Brexit has damaged Britain’s competitiveness, will reduce productivity and leave the average worker poorer than they otherwise would have been, according to a new study.

The Resolution Foundation said leaving the EU has reduced how open and competitive Britain’s economy is.

And it goes further to say it has also led to an increase in cost of living and the level of business investment falling.

The report, in collaboration with the London School of Economics, said this was all as a result of a “depreciation-driven inflation spike” following Brexit.

However, new post-Brexit trade rules, which took effect in January 2021, unexpectedly did not lead to as persistent a fall in British exports to the EU that many predicted, although imports from the EU have fallen more swiftly than those from the rest of the world, the study suggested.

It said Britain has experienced a decline of 8% in trade openness – trade as a portion of economic output – since 2019, losing market share across three of its largest non-EU goods import markets in 2021, the US, Canada and Japan.

FILE PHOTO: European Union flags flutter outside the EU Commission headquarters in Brussels, Belgium June 17, 2022. REUTERS/Yves Herman/File Photo

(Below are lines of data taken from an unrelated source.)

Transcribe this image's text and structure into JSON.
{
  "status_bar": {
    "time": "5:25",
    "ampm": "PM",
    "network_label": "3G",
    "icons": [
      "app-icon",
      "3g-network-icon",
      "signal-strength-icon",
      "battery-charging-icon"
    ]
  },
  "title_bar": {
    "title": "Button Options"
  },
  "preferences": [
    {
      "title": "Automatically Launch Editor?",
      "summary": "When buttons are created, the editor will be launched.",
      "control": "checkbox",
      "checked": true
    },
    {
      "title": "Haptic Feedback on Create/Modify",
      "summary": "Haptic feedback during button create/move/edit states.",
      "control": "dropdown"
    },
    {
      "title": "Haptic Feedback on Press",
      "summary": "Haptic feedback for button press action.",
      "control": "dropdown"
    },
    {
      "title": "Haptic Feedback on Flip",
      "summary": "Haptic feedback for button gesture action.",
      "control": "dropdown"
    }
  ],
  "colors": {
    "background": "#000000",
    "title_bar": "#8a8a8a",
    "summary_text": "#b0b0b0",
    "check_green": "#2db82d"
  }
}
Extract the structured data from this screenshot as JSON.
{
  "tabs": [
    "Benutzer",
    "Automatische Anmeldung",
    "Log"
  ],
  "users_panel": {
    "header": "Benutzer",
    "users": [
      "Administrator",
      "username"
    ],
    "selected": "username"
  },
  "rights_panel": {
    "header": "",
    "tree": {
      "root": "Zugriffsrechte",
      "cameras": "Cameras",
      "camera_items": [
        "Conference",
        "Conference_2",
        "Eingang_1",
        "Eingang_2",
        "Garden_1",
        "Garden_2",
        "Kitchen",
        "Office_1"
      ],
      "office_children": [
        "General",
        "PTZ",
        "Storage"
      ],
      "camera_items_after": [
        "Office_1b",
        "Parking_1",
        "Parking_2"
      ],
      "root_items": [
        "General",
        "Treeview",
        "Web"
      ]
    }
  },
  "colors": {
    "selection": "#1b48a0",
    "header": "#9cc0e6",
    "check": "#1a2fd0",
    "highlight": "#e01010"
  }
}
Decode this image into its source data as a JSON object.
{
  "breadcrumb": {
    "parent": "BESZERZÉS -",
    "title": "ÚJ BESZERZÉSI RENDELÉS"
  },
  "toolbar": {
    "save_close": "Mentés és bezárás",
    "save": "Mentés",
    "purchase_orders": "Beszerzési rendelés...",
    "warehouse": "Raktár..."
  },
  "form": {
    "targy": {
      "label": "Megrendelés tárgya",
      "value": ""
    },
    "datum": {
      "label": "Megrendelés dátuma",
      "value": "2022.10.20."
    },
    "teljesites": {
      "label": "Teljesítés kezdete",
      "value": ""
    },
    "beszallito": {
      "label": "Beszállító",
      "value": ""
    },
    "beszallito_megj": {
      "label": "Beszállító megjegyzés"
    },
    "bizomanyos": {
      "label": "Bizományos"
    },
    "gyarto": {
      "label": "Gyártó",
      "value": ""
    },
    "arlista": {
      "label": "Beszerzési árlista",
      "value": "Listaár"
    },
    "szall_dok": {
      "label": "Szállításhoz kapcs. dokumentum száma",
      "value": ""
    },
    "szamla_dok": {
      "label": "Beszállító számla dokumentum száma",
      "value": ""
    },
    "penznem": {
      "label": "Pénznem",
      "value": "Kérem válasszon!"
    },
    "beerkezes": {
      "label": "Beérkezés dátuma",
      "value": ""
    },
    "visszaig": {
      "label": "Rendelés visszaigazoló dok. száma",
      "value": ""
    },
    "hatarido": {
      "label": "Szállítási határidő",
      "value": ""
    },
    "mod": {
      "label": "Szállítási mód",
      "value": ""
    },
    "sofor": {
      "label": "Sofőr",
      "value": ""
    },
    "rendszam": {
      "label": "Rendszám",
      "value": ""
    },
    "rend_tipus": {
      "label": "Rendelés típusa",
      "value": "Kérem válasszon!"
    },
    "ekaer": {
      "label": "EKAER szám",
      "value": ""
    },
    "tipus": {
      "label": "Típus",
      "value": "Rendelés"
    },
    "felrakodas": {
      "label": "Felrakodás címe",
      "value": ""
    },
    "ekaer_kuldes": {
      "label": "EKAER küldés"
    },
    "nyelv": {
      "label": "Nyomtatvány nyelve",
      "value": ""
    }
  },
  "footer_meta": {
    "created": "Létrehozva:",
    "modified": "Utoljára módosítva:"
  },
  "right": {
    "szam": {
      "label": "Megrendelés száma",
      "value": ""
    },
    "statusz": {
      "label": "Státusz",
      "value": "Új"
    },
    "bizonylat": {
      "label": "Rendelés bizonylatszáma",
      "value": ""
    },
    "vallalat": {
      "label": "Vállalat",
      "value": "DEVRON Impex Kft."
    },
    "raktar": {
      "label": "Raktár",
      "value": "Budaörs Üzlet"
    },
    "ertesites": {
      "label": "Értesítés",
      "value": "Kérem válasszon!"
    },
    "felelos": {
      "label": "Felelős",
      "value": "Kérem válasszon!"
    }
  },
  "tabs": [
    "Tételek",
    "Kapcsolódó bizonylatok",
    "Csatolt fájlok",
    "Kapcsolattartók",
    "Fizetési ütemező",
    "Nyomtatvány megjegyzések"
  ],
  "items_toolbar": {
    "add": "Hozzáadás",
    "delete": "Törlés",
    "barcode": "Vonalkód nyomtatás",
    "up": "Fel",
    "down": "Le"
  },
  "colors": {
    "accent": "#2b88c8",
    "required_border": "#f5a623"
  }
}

The full effect of the Trade and Cooperation Agreement will take years to be felt but the move towards a more closed economy, say the authors, will make the UK less competitive, which will reduce productivity and real wages, it was predicted.

The research estimated that labour productivity will be reduced by 1.3% by the end of the decade by the changes in trading rules alone, contributing to weaker wage growth, with real pay set to be £470 per worker lower each year, on average, than it would otherwise have been.

North East hardest hit

Output of Britain’s relatively small but high-profile fishing industry – many of whose members advocated strongly for Brexit – is expected to decline by 30% and some workers will face “painful adjustments”, said the foundation.

The report added the North East is expected to be hit hardest by Brexit as its firms are particularly reliant on exports to the EU.

Read more:

Long shadow of Brexit is darkening UK-EU relations as negotiations remain stalled

Please use Chrome browser for a more accessible video player

Sky’s political editor Beth Rigby quizzes EU Commission vice president Maros Sefcovic

Sophie Hale, principal economist at the Resolution Foundation, said: “Brexit represents the biggest change to Britain’s economic relationship with the rest of the world in half a century.

“This has led many to predict that it would cause a particularly big fall in exports to the EU, and fundamentally reshape Britain’s economy towards more manufacturing.

“The first of these has not come to pass, and the second looks unlikely to do so. Instead, Brexit has had a more diffuse impact by reducing the UK’s competitiveness and openness to trade with a wider range of countries.

“This will ultimately reduce productivity, and workers’ real wages too.

Not just teething problems

“Some sectors – including fisheries – still face significant change to come in the years ahead, but the overall services-led nature of the UK economy will remain largely unaffected.”

Britain’s fishing industry was likely to shrink by 30% due to difficulties exporting its fresh catch to EU customers, the report said.

Hilary Benn, Labour MP and co-convenor of the UK Trade and Business Commission, said the government’s Brexit deal was “making businesses and consumers poorer at a time when people up and down the country are struggling to make ends meet”.

He said the report proved these were not just “teething problems” either but a “long-term economic problem” and called on minister to review the deal.